Published May 1, 2004.
Is it worth the trouble? Yes. And it’s no trouble at all if you choose the right grinder.
To prove our point that fresh-ground spices improve dishes, we recently conducted two tests. We baked plain pound cakes flavored with cardamom and simmered savory chutneys flavored with cumin, coriander, and cardamom, blind-tasting samples prepared with freshly ground and preground supermarket spices side by side. The fresh-ground spices won a decisive victory for their superior aroma, vibrancy, and roundness of flavor.
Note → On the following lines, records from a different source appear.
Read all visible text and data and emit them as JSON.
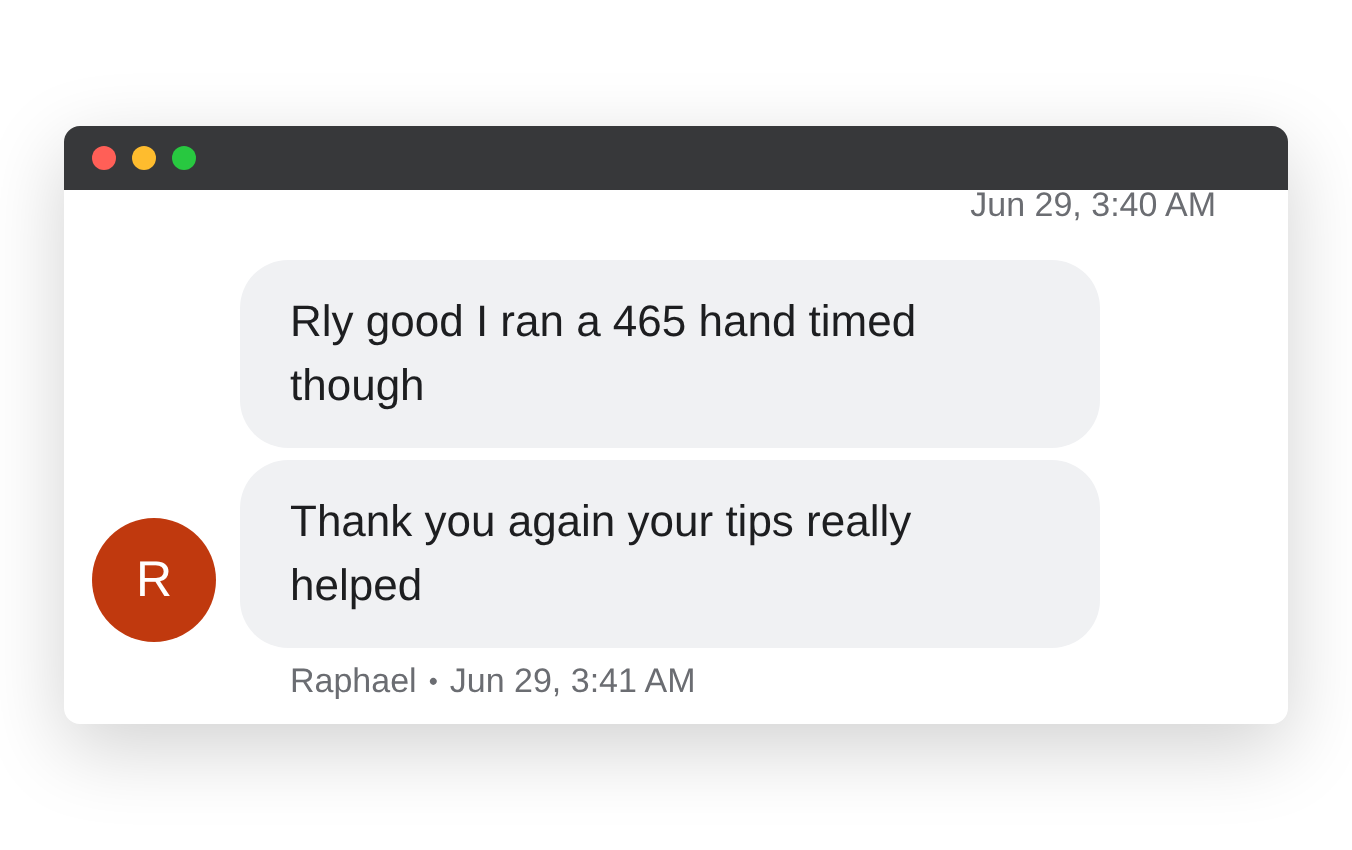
{
  "window": {
    "controls": [
      {
        "color": "#ff5f57"
      },
      {
        "color": "#febc2e"
      },
      {
        "color": "#28c840"
      }
    ]
  },
  "top_timestamp": "Jun 29, 3:40 AM",
  "messages": [
    {
      "text": "Rly good I ran a 465 hand timed though"
    },
    {
      "text": "Thank you again your tips really helped"
    }
  ],
  "avatar": {
    "initial": "R",
    "color": "#c0390e"
  },
  "footer": {
    "sender": "Raphael",
    "separator": "•",
    "time": "Jun 29, 3:41 AM"
  }
}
The test kitchen standard for grinding spices is an inexpensive blade-type electric coffee grinder (which we use for spices only, reserving a separate unit to grind coffee), but we had never put it up against other devices designed specifically for the task. Could we be missing out on something? We assembled a variety of models, looking for a grinder that would produce the most delicate, uniform powder and that was easy to both use and clean.
First up were the dedicated spice grinders. Like pepper mills, they are torsion-operated, meaning that you twist one part of the device (a glass or plastic jar loaded with spices) while holding a second part steady (a grinder housing screwed to the jar). The grinding mechanism consists of a rotating, grooved "male" head that fits into a stationary, grooved "female" ring. Wider grooves where the two meet break the seeds and feed the pieces down into finer grooves that grind them.
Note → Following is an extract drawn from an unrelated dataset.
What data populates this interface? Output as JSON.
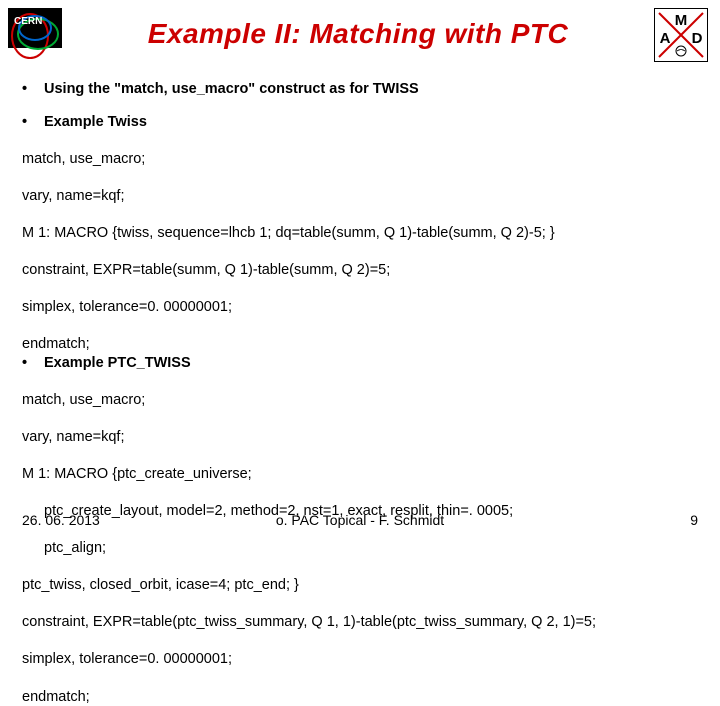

Many manufacturers tout grinding mechanisms made of ceramic, which is said to be superhard and corrosion-resistant. Despite these alleged advantages, we found that these models clogged easily with spice residue, essentially stopping the output of ground spices. The same was true for steel mechanisms. That, added to the exhausting, frustrating, endless twisting required to wrest ground spices from these units, made testing six of them consecutively seem like an act of masochism. On the whole, we'd skip torsion-operated grinders altogether.
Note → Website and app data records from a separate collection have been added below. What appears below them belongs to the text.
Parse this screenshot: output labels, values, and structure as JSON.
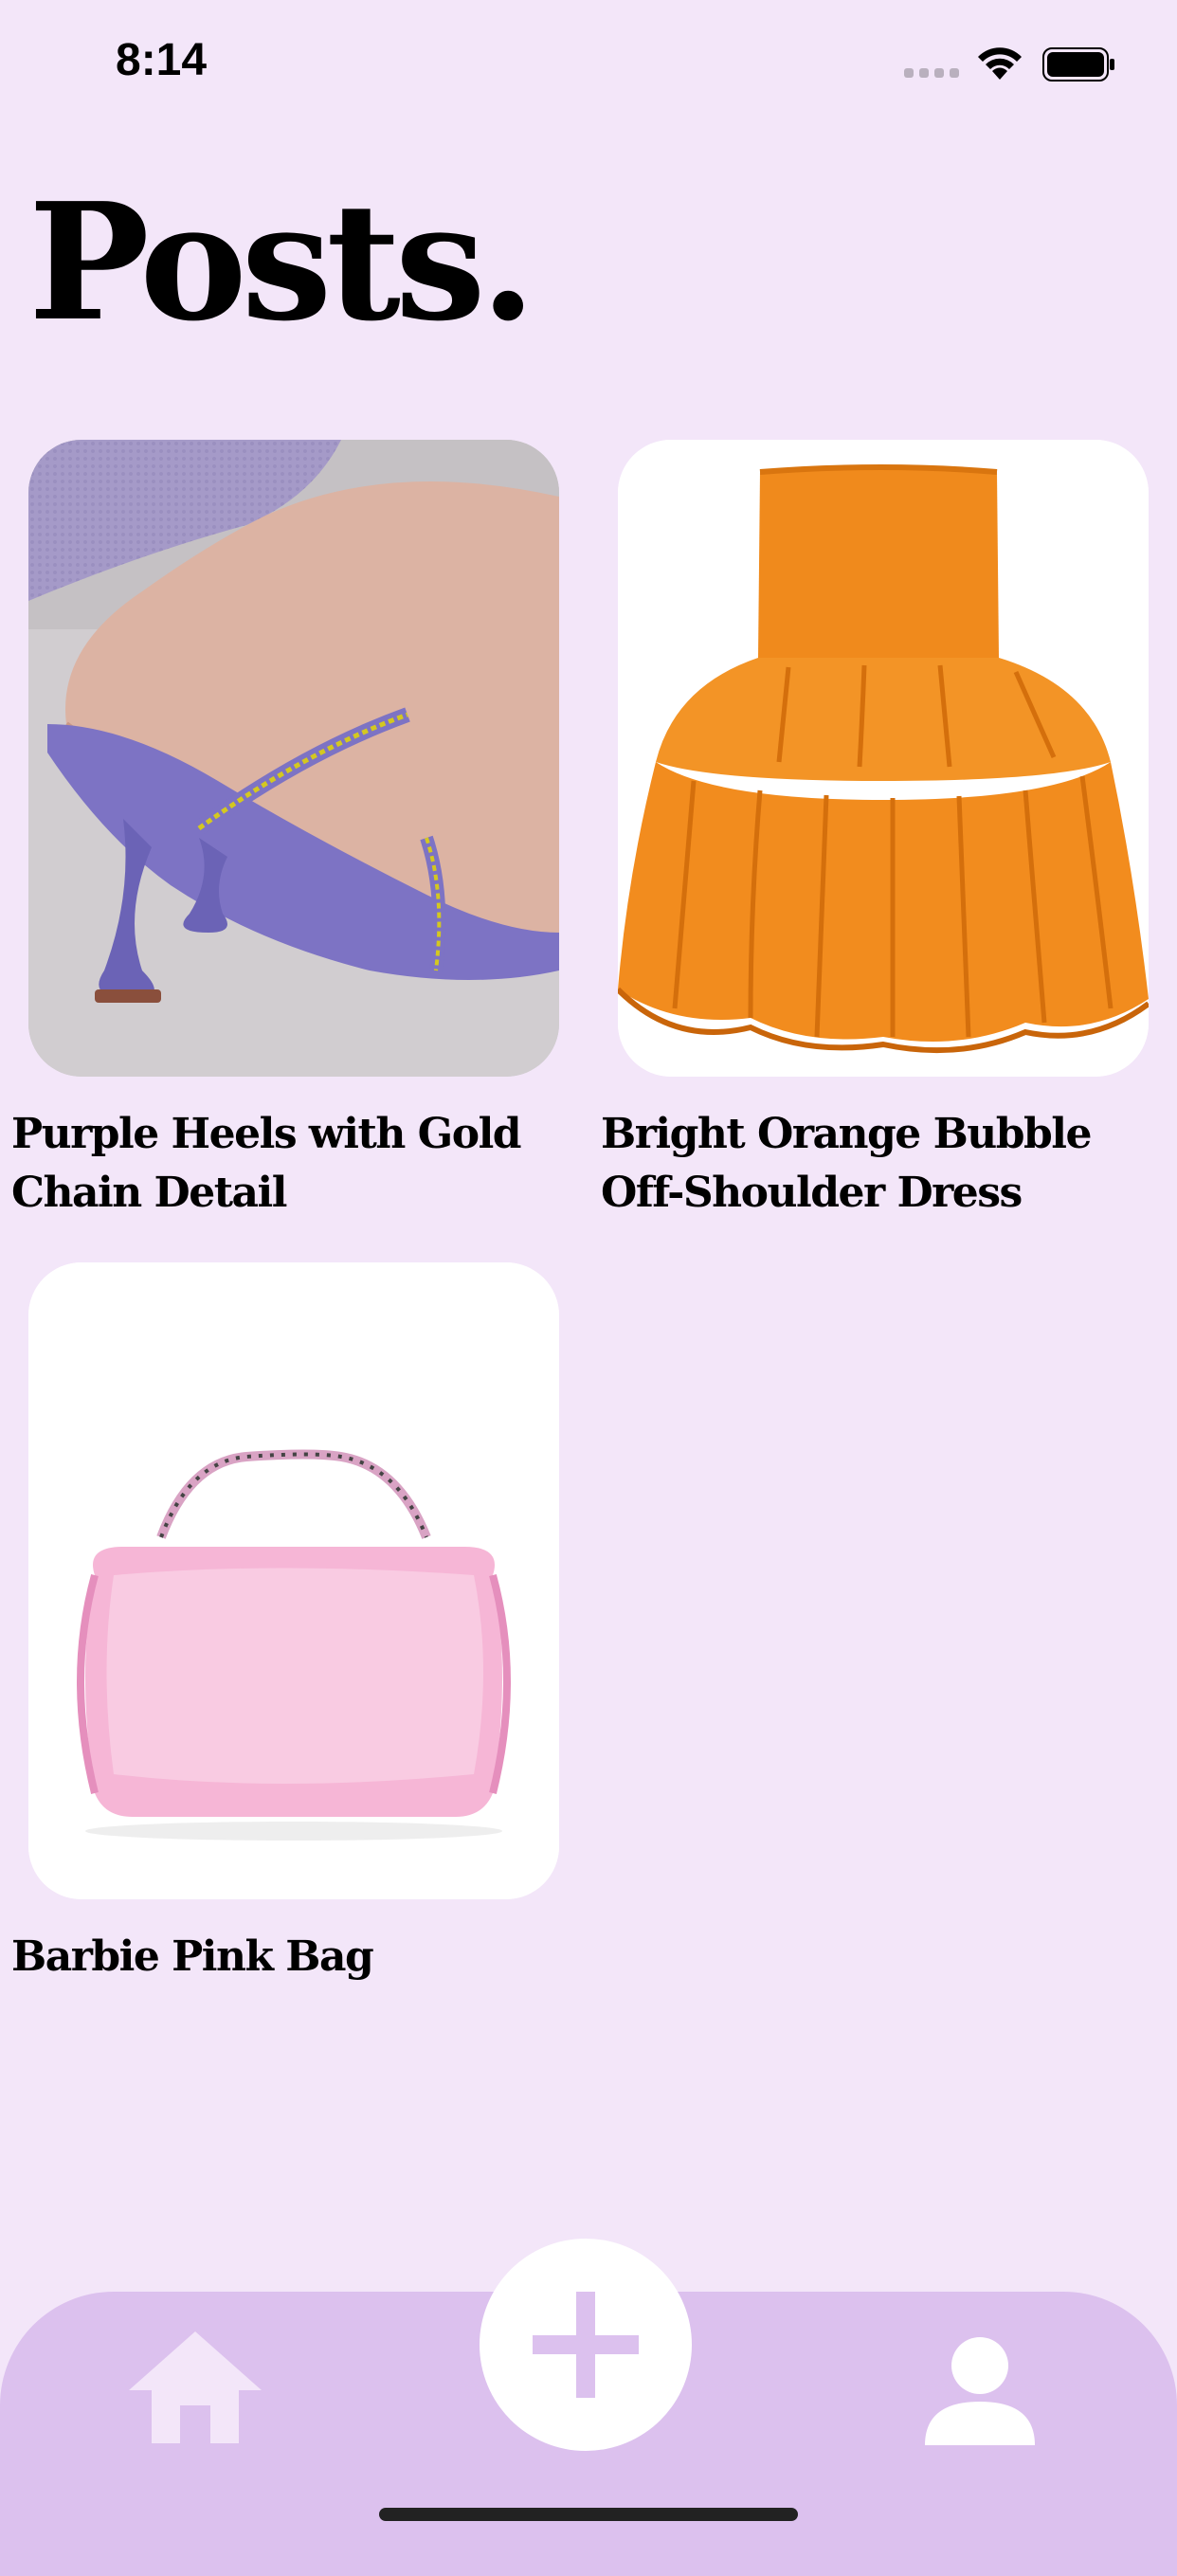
{
  "status_bar": {
    "time": "8:14",
    "icons": [
      "signal-icon",
      "wifi-icon",
      "battery-icon"
    ]
  },
  "page": {
    "title": "Posts."
  },
  "posts": [
    {
      "title": "Purple Heels with Gold Chain Detail",
      "image": "purple-heels-image"
    },
    {
      "title": "Bright Orange Bubble Off-Shoulder Dress",
      "image": "orange-dress-image"
    },
    {
      "title": "Barbie Pink Bag",
      "image": "pink-bag-image"
    }
  ],
  "tab_bar": {
    "items": [
      "home-icon",
      "add-icon",
      "profile-icon"
    ]
  },
  "colors": {
    "background": "#f3e6f9",
    "tab_bar": "#dcc1ee",
    "tab_icon": "#f3e6f9",
    "plus": "#dcc1ee",
    "card": "#ffffff"
  }
}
Next up were three versions of the age-old mortar and pestle, including a Japanese suribachi with a textured grinding surface to help break down the contents. As a group, these were no more effective than the torsion-operated grinders. While the action required to work a mortar and pestle was less stressful than the repetitive motion required to work the torsion-operated grinders, it was still too much effort considering the disappointing piles of bruised, mangled seeds that we produced.
Last up were the electric coffee grinders, which were, in short, like breaths of fresh air. The only physical exertion required to use them was pressing a button. No stress, strain, or sore forearms, and they produced consistently good results on all of the test spices. And it only got better: The coffee grinders were easy to brush or wipe clean (just mind the blade!), easy to control for texture of grind, and no more expensive than the manual grinders and mortars and pestles.
To narrow the field further, we ground on to compare the four models' performance grinding spices in three amounts: small (1 teaspoon), medium (1 tablespoon), and large (1/4 cup). The four blade-type electric grinders whizzed through the tests with flying colors, producing fine powders from each amount of each spice. Only the lone burr mill, which worked like a motorized pepper grinder, failed to grind the spices finely enough, even when adjusted to its finest setting.
The tests did leave us concerned about overheating from the spinning blade of an electric grinder would effect the spices’ flavor. Taste tests of chutney and cardamom cake showed only very subtle differences between manual and electric grinders. We concluded that there's no need to worry about overheating spices in an electric grinder.